======== Given data ========

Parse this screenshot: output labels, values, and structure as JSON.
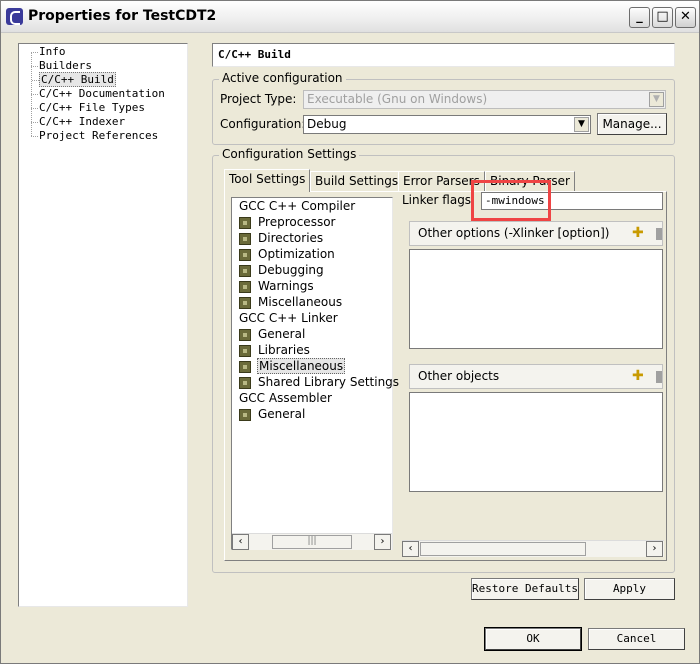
{
  "window": {
    "title": "Properties for TestCDT2",
    "controls": [
      "minimize",
      "maximize",
      "close"
    ]
  },
  "left_tree": {
    "items": [
      {
        "label": "Info"
      },
      {
        "label": "Builders"
      },
      {
        "label": "C/C++ Build",
        "selected": true
      },
      {
        "label": "C/C++ Documentation"
      },
      {
        "label": "C/C++ File Types"
      },
      {
        "label": "C/C++ Indexer"
      },
      {
        "label": "Project References"
      }
    ]
  },
  "page": {
    "title": "C/C++ Build"
  },
  "active_config": {
    "group_label": "Active configuration",
    "project_type_label": "Project Type:",
    "project_type_value": "Executable (Gnu on Windows)",
    "project_type_enabled": false,
    "configuration_label": "Configuration:",
    "configuration_value": "Debug",
    "manage_button": "Manage..."
  },
  "config_settings": {
    "group_label": "Configuration Settings",
    "tabs": [
      {
        "label": "Tool Settings",
        "active": true
      },
      {
        "label": "Build Settings"
      },
      {
        "label": "Error Parsers"
      },
      {
        "label": "Binary Parser"
      }
    ]
  },
  "tool_tree": {
    "items": [
      {
        "label": "GCC C++ Compiler",
        "level": 0
      },
      {
        "label": "Preprocessor",
        "level": 1
      },
      {
        "label": "Directories",
        "level": 1
      },
      {
        "label": "Optimization",
        "level": 1
      },
      {
        "label": "Debugging",
        "level": 1
      },
      {
        "label": "Warnings",
        "level": 1
      },
      {
        "label": "Miscellaneous",
        "level": 1
      },
      {
        "label": "GCC C++ Linker",
        "level": 0
      },
      {
        "label": "General",
        "level": 1
      },
      {
        "label": "Libraries",
        "level": 1
      },
      {
        "label": "Miscellaneous",
        "level": 1,
        "selected": true
      },
      {
        "label": "Shared Library Settings",
        "level": 1
      },
      {
        "label": "GCC Assembler",
        "level": 0
      },
      {
        "label": "General",
        "level": 1
      }
    ],
    "scroll_thumb_glyph": "|||"
  },
  "linker": {
    "flags_label": "Linker flags",
    "flags_value": "-mwindows",
    "highlight_color": "#ef4444",
    "other_options_label": "Other options (-Xlinker [option])",
    "other_objects_label": "Other objects"
  },
  "footer": {
    "restore_defaults": "Restore Defaults",
    "apply": "Apply",
    "ok": "OK",
    "cancel": "Cancel"
  },
  "icons": {
    "add": "add-icon",
    "scroll_left": "‹",
    "scroll_right": "›",
    "dropdown": "▼"
  }
}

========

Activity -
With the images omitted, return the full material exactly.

Solution to this exercise -
Parse this screenshot: output labels, values, and structure as JSON.
{
  "window": {
    "title": "Properties for TestCDT2",
    "controls": [
      "minimize",
      "maximize",
      "close"
    ]
  },
  "left_tree": {
    "items": [
      {
        "label": "Info"
      },
      {
        "label": "Builders"
      },
      {
        "label": "C/C++ Build",
        "selected": true
      },
      {
        "label": "C/C++ Documentation"
      },
      {
        "label": "C/C++ File Types"
      },
      {
        "label": "C/C++ Indexer"
      },
      {
        "label": "Project References"
      }
    ]
  },
  "page": {
    "title": "C/C++ Build"
  },
  "active_config": {
    "group_label": "Active configuration",
    "project_type_label": "Project Type:",
    "project_type_value": "Executable (Gnu on Windows)",
    "project_type_enabled": false,
    "configuration_label": "Configuration:",
    "configuration_value": "Debug",
    "manage_button": "Manage..."
  },
  "config_settings": {
    "group_label": "Configuration Settings",
    "tabs": [
      {
        "label": "Tool Settings",
        "active": true
      },
      {
        "label": "Build Settings"
      },
      {
        "label": "Error Parsers"
      },
      {
        "label": "Binary Parser"
      }
    ]
  },
  "tool_tree": {
    "items": [
      {
        "label": "GCC C++ Compiler",
        "level": 0
      },
      {
        "label": "Preprocessor",
        "level": 1
      },
      {
        "label": "Directories",
        "level": 1
      },
      {
        "label": "Optimization",
        "level": 1
      },
      {
        "label": "Debugging",
        "level": 1
      },
      {
        "label": "Warnings",
        "level": 1
      },
      {
        "label": "Miscellaneous",
        "level": 1
      },
      {
        "label": "GCC C++ Linker",
        "level": 0
      },
      {
        "label": "General",
        "level": 1
      },
      {
        "label": "Libraries",
        "level": 1
      },
      {
        "label": "Miscellaneous",
        "level": 1,
        "selected": true
      },
      {
        "label": "Shared Library Settings",
        "level": 1
      },
      {
        "label": "GCC Assembler",
        "level": 0
      },
      {
        "label": "General",
        "level": 1
      }
    ],
    "scroll_thumb_glyph": "|||"
  },
  "linker": {
    "flags_label": "Linker flags",
    "flags_value": "-mwindows",
    "highlight_color": "#ef4444",
    "other_options_label": "Other options (-Xlinker [option])",
    "other_objects_label": "Other objects"
  },
  "footer": {
    "restore_defaults": "Restore Defaults",
    "apply": "Apply",
    "ok": "OK",
    "cancel": "Cancel"
  },
  "icons": {
    "add": "add-icon",
    "scroll_left": "‹",
    "scroll_right": "›",
    "dropdown": "▼"
  }
}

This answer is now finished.